Available data:
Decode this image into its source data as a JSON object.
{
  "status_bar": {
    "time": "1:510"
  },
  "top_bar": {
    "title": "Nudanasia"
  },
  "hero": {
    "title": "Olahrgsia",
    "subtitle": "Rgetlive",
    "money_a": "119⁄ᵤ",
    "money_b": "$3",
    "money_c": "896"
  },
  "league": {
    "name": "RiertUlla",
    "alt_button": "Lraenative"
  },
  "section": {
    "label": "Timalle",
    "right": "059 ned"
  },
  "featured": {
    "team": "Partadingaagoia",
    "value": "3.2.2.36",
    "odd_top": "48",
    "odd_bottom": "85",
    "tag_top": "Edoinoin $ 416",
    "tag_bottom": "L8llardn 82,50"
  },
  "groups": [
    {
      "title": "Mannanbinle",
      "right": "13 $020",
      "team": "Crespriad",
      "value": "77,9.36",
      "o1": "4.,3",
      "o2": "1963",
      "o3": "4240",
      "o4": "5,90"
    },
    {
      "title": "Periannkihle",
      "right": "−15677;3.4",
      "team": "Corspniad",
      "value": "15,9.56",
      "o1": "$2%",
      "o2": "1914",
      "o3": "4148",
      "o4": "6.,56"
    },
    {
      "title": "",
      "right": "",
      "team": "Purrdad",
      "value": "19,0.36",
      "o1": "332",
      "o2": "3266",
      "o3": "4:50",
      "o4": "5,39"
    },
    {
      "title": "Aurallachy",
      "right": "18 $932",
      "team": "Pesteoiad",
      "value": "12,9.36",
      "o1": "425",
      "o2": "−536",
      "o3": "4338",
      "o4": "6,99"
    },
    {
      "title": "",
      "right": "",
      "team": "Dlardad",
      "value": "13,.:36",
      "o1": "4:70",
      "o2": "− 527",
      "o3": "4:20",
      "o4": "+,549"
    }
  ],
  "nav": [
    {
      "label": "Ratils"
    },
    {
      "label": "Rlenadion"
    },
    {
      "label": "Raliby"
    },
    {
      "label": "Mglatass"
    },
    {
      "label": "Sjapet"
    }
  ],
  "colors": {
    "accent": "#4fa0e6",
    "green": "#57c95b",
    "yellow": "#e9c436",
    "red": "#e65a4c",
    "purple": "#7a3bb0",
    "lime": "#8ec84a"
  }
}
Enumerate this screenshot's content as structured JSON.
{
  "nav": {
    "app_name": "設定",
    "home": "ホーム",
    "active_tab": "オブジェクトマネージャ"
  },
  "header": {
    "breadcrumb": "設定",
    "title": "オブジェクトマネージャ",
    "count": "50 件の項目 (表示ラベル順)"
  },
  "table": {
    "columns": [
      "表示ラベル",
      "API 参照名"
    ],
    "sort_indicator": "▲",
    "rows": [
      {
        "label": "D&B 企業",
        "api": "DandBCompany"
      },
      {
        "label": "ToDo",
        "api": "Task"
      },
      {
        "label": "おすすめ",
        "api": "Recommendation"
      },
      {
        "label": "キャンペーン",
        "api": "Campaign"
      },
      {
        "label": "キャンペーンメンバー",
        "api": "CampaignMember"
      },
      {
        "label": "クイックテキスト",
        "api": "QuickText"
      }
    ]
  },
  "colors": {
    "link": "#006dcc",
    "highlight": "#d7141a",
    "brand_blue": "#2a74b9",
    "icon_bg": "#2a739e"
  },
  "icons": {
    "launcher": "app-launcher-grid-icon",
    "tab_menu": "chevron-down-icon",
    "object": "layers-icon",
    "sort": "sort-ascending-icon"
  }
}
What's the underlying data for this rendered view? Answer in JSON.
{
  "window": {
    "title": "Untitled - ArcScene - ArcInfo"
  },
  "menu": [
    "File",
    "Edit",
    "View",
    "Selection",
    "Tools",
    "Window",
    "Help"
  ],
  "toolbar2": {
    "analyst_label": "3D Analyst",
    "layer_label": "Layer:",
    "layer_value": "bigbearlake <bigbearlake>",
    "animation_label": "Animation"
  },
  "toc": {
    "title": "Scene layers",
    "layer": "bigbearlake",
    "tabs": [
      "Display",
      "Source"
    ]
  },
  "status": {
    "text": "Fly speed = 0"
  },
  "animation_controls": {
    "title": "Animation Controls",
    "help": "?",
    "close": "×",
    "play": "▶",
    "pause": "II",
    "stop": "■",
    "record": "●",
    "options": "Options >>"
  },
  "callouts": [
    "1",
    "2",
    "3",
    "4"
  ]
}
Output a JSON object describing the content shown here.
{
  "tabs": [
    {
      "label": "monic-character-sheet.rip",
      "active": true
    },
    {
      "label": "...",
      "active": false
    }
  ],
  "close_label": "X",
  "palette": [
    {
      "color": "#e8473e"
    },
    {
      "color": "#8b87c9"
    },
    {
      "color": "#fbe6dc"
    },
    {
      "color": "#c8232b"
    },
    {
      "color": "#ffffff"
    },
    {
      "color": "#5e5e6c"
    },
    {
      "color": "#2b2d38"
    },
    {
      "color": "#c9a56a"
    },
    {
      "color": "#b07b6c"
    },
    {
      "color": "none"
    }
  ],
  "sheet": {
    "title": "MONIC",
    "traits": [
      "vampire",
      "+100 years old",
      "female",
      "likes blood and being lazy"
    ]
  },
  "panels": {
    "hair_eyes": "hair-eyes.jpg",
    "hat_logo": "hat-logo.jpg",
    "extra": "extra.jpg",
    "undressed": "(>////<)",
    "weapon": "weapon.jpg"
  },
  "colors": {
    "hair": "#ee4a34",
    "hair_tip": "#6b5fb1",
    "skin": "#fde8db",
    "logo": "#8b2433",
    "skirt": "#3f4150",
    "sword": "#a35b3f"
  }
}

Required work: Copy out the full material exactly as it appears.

Reply to the exercise:
Decode this image into its source data as a JSON object.
{
  "status_bar": {
    "time": "1:510"
  },
  "top_bar": {
    "title": "Nudanasia"
  },
  "hero": {
    "title": "Olahrgsia",
    "subtitle": "Rgetlive",
    "money_a": "119⁄ᵤ",
    "money_b": "$3",
    "money_c": "896"
  },
  "league": {
    "name": "RiertUlla",
    "alt_button": "Lraenative"
  },
  "section": {
    "label": "Timalle",
    "right": "059 ned"
  },
  "featured": {
    "team": "Partadingaagoia",
    "value": "3.2.2.36",
    "odd_top": "48",
    "odd_bottom": "85",
    "tag_top": "Edoinoin $ 416",
    "tag_bottom": "L8llardn 82,50"
  },
  "groups": [
    {
      "title": "Mannanbinle",
      "right": "13 $020",
      "team": "Crespriad",
      "value": "77,9.36",
      "o1": "4.,3",
      "o2": "1963",
      "o3": "4240",
      "o4": "5,90"
    },
    {
      "title": "Periannkihle",
      "right": "−15677;3.4",
      "team": "Corspniad",
      "value": "15,9.56",
      "o1": "$2%",
      "o2": "1914",
      "o3": "4148",
      "o4": "6.,56"
    },
    {
      "title": "",
      "right": "",
      "team": "Purrdad",
      "value": "19,0.36",
      "o1": "332",
      "o2": "3266",
      "o3": "4:50",
      "o4": "5,39"
    },
    {
      "title": "Aurallachy",
      "right": "18 $932",
      "team": "Pesteoiad",
      "value": "12,9.36",
      "o1": "425",
      "o2": "−536",
      "o3": "4338",
      "o4": "6,99"
    },
    {
      "title": "",
      "right": "",
      "team": "Dlardad",
      "value": "13,.:36",
      "o1": "4:70",
      "o2": "− 527",
      "o3": "4:20",
      "o4": "+,549"
    }
  ],
  "nav": [
    {
      "label": "Ratils"
    },
    {
      "label": "Rlenadion"
    },
    {
      "label": "Raliby"
    },
    {
      "label": "Mglatass"
    },
    {
      "label": "Sjapet"
    }
  ],
  "colors": {
    "accent": "#4fa0e6",
    "green": "#57c95b",
    "yellow": "#e9c436",
    "red": "#e65a4c",
    "purple": "#7a3bb0",
    "lime": "#8ec84a"
  }
}
Enumerate this screenshot's content as structured JSON.
{
  "nav": {
    "app_name": "設定",
    "home": "ホーム",
    "active_tab": "オブジェクトマネージャ"
  },
  "header": {
    "breadcrumb": "設定",
    "title": "オブジェクトマネージャ",
    "count": "50 件の項目 (表示ラベル順)"
  },
  "table": {
    "columns": [
      "表示ラベル",
      "API 参照名"
    ],
    "sort_indicator": "▲",
    "rows": [
      {
        "label": "D&B 企業",
        "api": "DandBCompany"
      },
      {
        "label": "ToDo",
        "api": "Task"
      },
      {
        "label": "おすすめ",
        "api": "Recommendation"
      },
      {
        "label": "キャンペーン",
        "api": "Campaign"
      },
      {
        "label": "キャンペーンメンバー",
        "api": "CampaignMember"
      },
      {
        "label": "クイックテキスト",
        "api": "QuickText"
      }
    ]
  },
  "colors": {
    "link": "#006dcc",
    "highlight": "#d7141a",
    "brand_blue": "#2a74b9",
    "icon_bg": "#2a739e"
  },
  "icons": {
    "launcher": "app-launcher-grid-icon",
    "tab_menu": "chevron-down-icon",
    "object": "layers-icon",
    "sort": "sort-ascending-icon"
  }
}
What's the underlying data for this rendered view? Answer in JSON.
{
  "window": {
    "title": "Untitled - ArcScene - ArcInfo"
  },
  "menu": [
    "File",
    "Edit",
    "View",
    "Selection",
    "Tools",
    "Window",
    "Help"
  ],
  "toolbar2": {
    "analyst_label": "3D Analyst",
    "layer_label": "Layer:",
    "layer_value": "bigbearlake <bigbearlake>",
    "animation_label": "Animation"
  },
  "toc": {
    "title": "Scene layers",
    "layer": "bigbearlake",
    "tabs": [
      "Display",
      "Source"
    ]
  },
  "status": {
    "text": "Fly speed = 0"
  },
  "animation_controls": {
    "title": "Animation Controls",
    "help": "?",
    "close": "×",
    "play": "▶",
    "pause": "II",
    "stop": "■",
    "record": "●",
    "options": "Options >>"
  },
  "callouts": [
    "1",
    "2",
    "3",
    "4"
  ]
}
Output a JSON object describing the content shown here.
{
  "tabs": [
    {
      "label": "monic-character-sheet.rip",
      "active": true
    },
    {
      "label": "...",
      "active": false
    }
  ],
  "close_label": "X",
  "palette": [
    {
      "color": "#e8473e"
    },
    {
      "color": "#8b87c9"
    },
    {
      "color": "#fbe6dc"
    },
    {
      "color": "#c8232b"
    },
    {
      "color": "#ffffff"
    },
    {
      "color": "#5e5e6c"
    },
    {
      "color": "#2b2d38"
    },
    {
      "color": "#c9a56a"
    },
    {
      "color": "#b07b6c"
    },
    {
      "color": "none"
    }
  ],
  "sheet": {
    "title": "MONIC",
    "traits": [
      "vampire",
      "+100 years old",
      "female",
      "likes blood and being lazy"
    ]
  },
  "panels": {
    "hair_eyes": "hair-eyes.jpg",
    "hat_logo": "hat-logo.jpg",
    "extra": "extra.jpg",
    "undressed": "(>////<)",
    "weapon": "weapon.jpg"
  },
  "colors": {
    "hair": "#ee4a34",
    "hair_tip": "#6b5fb1",
    "skin": "#fde8db",
    "logo": "#8b2433",
    "skirt": "#3f4150",
    "sword": "#a35b3f"
  }
}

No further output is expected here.